Work instructions> All lines in the material below that contain "legend" should be located and copied.

Information provided>
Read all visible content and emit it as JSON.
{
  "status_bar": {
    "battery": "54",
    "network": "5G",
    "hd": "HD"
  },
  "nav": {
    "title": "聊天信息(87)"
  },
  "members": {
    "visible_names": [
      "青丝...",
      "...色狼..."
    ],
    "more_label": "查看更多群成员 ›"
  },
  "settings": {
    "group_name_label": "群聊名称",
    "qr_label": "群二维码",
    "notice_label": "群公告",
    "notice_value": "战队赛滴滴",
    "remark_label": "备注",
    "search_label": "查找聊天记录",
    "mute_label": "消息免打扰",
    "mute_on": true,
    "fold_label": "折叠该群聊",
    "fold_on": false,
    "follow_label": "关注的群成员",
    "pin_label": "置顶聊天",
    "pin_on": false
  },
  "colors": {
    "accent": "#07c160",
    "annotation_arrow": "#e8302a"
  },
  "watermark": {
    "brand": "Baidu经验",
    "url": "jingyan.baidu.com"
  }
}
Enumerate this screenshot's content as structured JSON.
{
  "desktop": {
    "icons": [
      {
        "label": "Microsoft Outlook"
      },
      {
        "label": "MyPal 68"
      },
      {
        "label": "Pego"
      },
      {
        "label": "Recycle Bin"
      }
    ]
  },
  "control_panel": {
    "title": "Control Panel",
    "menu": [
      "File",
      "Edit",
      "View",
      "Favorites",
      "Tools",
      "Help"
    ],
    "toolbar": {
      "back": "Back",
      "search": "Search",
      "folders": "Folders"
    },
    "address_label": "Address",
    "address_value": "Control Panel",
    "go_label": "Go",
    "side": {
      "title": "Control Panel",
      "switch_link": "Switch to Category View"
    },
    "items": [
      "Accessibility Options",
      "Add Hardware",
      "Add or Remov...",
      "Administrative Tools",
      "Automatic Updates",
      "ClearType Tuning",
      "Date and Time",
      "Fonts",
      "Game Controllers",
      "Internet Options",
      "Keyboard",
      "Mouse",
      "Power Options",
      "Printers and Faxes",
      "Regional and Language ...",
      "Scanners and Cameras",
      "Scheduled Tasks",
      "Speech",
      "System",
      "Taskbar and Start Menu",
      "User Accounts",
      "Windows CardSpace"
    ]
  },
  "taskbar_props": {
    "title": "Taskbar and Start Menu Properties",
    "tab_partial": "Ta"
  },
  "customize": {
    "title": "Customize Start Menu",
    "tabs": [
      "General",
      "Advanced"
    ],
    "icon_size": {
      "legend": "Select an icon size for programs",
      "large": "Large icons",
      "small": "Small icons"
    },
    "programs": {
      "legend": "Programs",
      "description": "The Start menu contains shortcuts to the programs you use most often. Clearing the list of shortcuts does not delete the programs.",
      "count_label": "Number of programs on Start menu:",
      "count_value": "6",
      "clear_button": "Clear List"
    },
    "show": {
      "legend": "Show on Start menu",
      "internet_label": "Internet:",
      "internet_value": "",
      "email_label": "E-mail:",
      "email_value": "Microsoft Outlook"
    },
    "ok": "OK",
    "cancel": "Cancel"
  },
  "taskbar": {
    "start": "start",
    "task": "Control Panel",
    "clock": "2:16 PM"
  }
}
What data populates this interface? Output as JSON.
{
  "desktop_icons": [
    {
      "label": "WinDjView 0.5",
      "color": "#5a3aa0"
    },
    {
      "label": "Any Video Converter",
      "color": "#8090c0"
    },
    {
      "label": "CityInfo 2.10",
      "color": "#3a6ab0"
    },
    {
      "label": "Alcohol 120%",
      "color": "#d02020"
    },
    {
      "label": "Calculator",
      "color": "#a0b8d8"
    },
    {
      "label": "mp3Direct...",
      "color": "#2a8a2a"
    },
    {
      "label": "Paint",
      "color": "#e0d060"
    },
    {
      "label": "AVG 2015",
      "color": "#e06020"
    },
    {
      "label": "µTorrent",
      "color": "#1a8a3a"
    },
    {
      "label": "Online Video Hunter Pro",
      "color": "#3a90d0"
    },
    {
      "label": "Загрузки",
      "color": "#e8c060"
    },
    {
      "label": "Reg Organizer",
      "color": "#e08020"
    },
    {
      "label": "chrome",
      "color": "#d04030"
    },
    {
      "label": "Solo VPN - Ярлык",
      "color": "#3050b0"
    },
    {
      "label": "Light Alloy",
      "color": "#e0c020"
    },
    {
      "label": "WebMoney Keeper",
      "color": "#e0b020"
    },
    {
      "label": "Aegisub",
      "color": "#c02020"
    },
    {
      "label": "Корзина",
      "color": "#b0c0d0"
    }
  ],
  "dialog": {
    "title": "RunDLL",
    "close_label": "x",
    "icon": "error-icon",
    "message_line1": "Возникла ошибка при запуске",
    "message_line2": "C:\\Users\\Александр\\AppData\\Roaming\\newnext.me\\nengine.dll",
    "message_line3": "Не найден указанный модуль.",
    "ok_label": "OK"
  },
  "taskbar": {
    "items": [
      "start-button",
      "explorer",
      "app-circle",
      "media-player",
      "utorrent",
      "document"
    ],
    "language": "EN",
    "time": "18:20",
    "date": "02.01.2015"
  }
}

Answer to this task>
      "legend": "Select an icon size for programs",
      "legend": "Programs",
      "legend": "Show on Start menu",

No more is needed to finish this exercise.